Earning their wings-- sort of

Future pilots learned the basics during first junior pilot camp
Alex Green
Jun 22, 2014



In 30 years, they'll be flying the airport's World War II aircrafts to centennial celebrations, Liberty Aviation Museum director Jeff Sondles said.

But on Friday, they were still grounded.

Three junior pilots graduated from the Erie-Ottawa International Airport's first-ever junior pilot camp Friday.

Kids called the camp "fun," though airport director Stan Gebhardt said the camp was primarily an educational experience.

"It's a way for the airport to give back," Gebhardt said. "It gives the kids something to dig their teeth into."

They showed off their profound knowledge of aviation and its history Friday during a Jeopardy-styled game. Out of 25 questions, all but one was answered correctly by at least one of the three boys.

They effortlessly answered questions about the plane's rudder, yoke and wings.

"The first three have it tough," Gebhardt said. "But the kids learned a lot."

He said the week-long camp was not all fun and games, although there was some involved.

The kids said they particularly enjoyed the museum's aviation simulator. But the highlight was easily the activities that culminated in — above all else — one prominent achievement.

"We learned how to fly a plane," 11-year-old Ethan Garcia said.

Garcia graduated alongside 13-year-old Tristan Yoh and 9-year-old Mason Gebhardt.

The first session ran from June 16 to June 20, though two more sessions are scheduled for July 14 to July 18, and Aug. 18 to Aug. 22.

It costs $150 that includes lunch and a myriad of flight-related activities. The camp is open to children between the ages of 11 and 16.

Gebhardt said the July class is filling up quickly, and will have well more than three kids. 

Those interested should call (419)-734-6297 or email erieottawainternational@gmail.com.


looking around

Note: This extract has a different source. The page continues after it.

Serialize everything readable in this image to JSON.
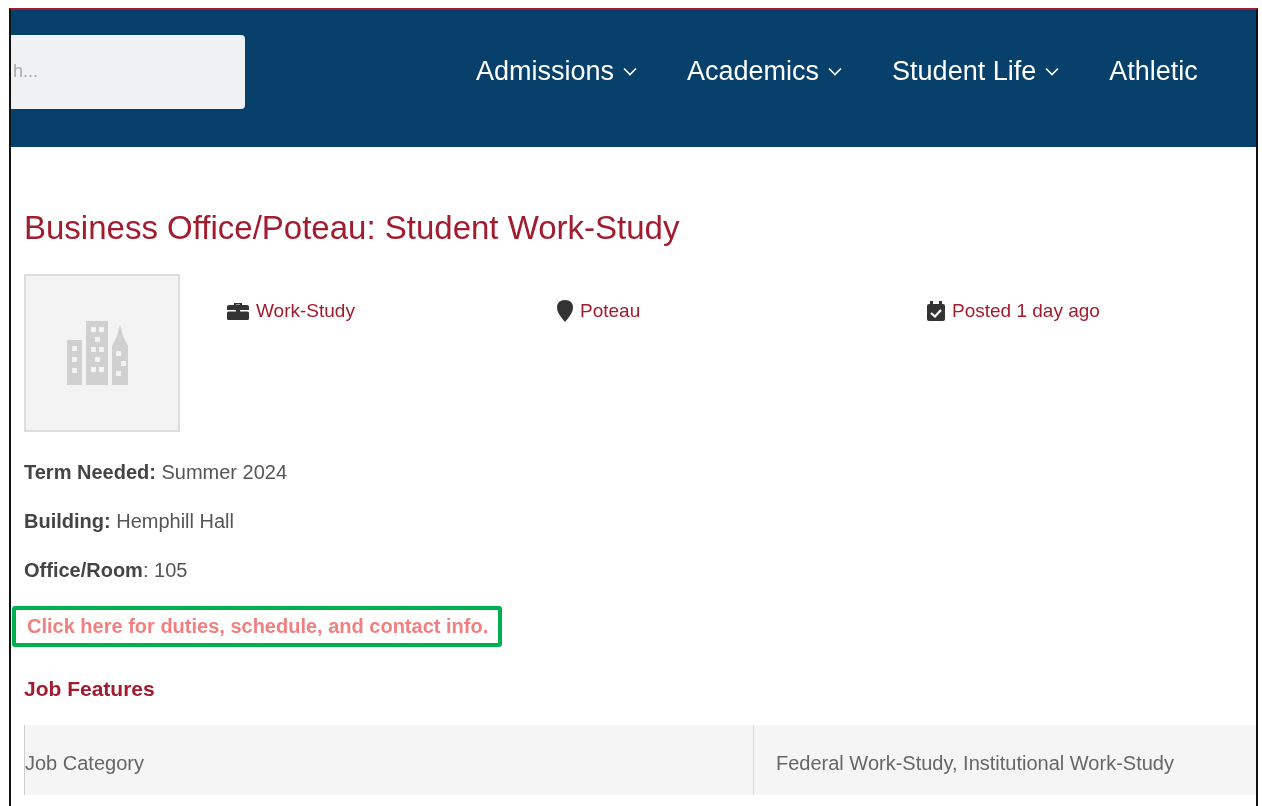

Kids hanging on the airport fence has become a thing of the past. Once upon a time kids would ride their bikes out to the airport, become friends with local pilots, mow grass, sweep hangars wash airplanes. Some times they would exchange the work for flying lessons, it was a time honored tradition that has become lost unfortunately. Lifetime friendships were kindled and many a young pilot was mentored into a career that spanned a lifetime. It's good to see someone trying to re-introduce the magic and imagination that flight offers. The real world use and application of the things taught in school as they apply to aviation will also help them to appreciate the things they have been taught. Great program, I hope it continues and grows.